# [Activity]
Your answer should hold all lines of the entries that include the word "icon".

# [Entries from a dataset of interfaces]
━━━━━━━━

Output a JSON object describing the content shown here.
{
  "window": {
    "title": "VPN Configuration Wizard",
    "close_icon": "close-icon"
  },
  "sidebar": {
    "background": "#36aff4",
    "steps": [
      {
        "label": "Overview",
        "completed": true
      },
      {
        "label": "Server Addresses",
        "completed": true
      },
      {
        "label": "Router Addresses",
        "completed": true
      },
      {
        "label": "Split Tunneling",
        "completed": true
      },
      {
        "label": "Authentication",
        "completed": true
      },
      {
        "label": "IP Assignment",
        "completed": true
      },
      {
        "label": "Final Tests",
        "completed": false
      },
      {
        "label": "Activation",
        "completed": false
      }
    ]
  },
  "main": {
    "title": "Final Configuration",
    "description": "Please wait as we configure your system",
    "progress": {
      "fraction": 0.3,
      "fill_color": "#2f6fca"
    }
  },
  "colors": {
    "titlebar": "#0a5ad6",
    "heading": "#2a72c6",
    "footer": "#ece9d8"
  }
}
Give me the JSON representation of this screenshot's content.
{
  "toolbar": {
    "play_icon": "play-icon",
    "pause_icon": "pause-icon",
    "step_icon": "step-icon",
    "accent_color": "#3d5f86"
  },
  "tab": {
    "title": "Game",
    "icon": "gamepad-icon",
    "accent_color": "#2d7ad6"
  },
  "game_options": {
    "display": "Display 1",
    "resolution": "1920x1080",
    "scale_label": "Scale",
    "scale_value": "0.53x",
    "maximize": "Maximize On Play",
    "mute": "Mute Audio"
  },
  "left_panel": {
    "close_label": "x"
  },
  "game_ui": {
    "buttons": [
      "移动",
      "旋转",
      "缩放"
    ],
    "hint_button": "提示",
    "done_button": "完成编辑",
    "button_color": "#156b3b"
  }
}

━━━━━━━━

# [Problem solution]
    "close_icon": "close-icon"
    "play_icon": "play-icon",
    "pause_icon": "pause-icon",
    "step_icon": "step-icon",
    "icon": "gamepad-icon",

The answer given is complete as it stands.